The logo stands for “Veiled Prophet,” an organization in the St. Louis area that put on an annual “Fair St. Louis.” That article leaves something out: without any manufacturer’s imprints, I wasn’t able to speculate on who might have made these generic-looking pencils, distinguishable only by their square red upper fittings (which prevent these clipless pencils from rolling around) and exposed erasers.
Even though this set was in its original box and as mint as you’d ever see, there is nothing to indicate who made them:
However, a recent online auction for another set of these appears to answer that question.
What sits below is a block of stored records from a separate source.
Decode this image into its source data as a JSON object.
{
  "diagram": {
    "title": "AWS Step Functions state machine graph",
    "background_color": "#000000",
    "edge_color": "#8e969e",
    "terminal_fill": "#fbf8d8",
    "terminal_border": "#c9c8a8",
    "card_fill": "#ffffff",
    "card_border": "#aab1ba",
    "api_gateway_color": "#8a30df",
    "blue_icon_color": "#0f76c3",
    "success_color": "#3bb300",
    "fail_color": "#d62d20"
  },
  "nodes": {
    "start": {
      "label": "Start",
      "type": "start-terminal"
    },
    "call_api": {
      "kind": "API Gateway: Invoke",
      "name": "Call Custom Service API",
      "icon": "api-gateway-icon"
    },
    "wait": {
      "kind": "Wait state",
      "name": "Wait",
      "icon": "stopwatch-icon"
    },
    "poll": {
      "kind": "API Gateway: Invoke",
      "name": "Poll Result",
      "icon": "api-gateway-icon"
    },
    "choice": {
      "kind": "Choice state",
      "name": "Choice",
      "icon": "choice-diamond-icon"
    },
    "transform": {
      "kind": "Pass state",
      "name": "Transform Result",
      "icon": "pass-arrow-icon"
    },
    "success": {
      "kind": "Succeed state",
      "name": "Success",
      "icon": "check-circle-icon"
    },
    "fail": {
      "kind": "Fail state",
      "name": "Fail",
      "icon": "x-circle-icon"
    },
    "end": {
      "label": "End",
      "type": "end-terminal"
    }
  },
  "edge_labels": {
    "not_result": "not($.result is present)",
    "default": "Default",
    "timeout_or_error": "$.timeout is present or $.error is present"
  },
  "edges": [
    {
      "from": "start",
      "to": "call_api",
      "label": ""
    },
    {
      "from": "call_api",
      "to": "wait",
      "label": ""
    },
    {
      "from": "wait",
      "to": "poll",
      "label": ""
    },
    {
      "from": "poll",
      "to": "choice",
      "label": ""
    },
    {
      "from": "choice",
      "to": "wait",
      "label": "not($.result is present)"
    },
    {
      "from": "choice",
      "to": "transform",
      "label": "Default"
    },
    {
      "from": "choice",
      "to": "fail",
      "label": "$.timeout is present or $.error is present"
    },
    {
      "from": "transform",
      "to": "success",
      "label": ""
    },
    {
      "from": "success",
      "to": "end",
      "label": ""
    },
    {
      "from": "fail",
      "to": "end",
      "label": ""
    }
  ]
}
The set up for bids is identical to mine, with one small difference:
Now I suppose it’s possible that over the course of 85 years, someone might have picked up a box of pencils and thought it would look cool to slap an unrelated sticker on the front of it, but I’m back to Occam’s razor – the most reasonable explanation is that the maker of these pencils put its label on some of them, just not mine:
I’m good with attributing these to the American Lead Pencil Company, “Makers of the famous VENUS Pencils.”
Until just a couple days ago, that was all I had to add about Veiled Prophet pencils . . . but then a package arrived from Rob Bader, bearing something I’d been eyeing in his online store for a year or more. I finally had to bite on it, since it fits in perfectly with another article you’ll see here a bit later. When I unwrapped what was inside, though, this wasn’t what I was expecting:
I thought Rob got his wires crossed, but the pencil I was waiting for was also in there, along with a note: “Let me know if you want this one too,” it read.
Maybe, maybe not, I thought. It’s a Hutcheon “Finer Pointe,” and I do like those:
But it’s a lot like one I have already.
You’ve seen it before, in The Leadhead’s Pencil Blog Vol.2, page 168. The top part of this one also made a cameo appearance in "The Tangled Web" when I was comparing this later clip to what appears on the “Fine Point” pencils initially offered by General Manufacturing (before General came up with the goofy lever-operated Kaligraf).
On the plus side, Rob’s pencil has that more graceful, earlier clip and a pattern that’s more intricate than the one I’ve already shown you, but judging from the traces of black in the recesses and the fact that the first part of the imprint is so weak, I’m suspecting at some point in its history someone polished the tar out of it in an effort to make it look pretty (not Rob, by the way – he knows better than that).
But there was something else about Rob’s pencil that had me abandoning my plus/minus chart. Embossed lettering is fairly unique to Hutcheon – it’s on the back side of one of my “Hutch Clutch” pencils (see "The Mabie Todd-Hutcheon Connection"). It’s the second one from top in this picture:
Rob’s pencil also has embossing along these lines, but what it says fits perfectly in a “Veiled Prophet” update:
“Vail of Profit St. Louis Mo. 1923.” I have no idea what it means or for what purpose it was made, but I do have a much better idea what it is meant to suggest – only because John Rimakis clued me in to the meaning of those “Veiled Prophet” pencils and I’d written about them here before.
I called Rob. “I suppose you’re calling me about that pencil I sent you,” he said. “Do you want it?”
“Yeah, you got me," I sighed. "I’ve already photographed it to include in this Saturday’s article.” We’ll settle up in Raleigh this August, I suppose. If the creek don’t rise, as Rob would say.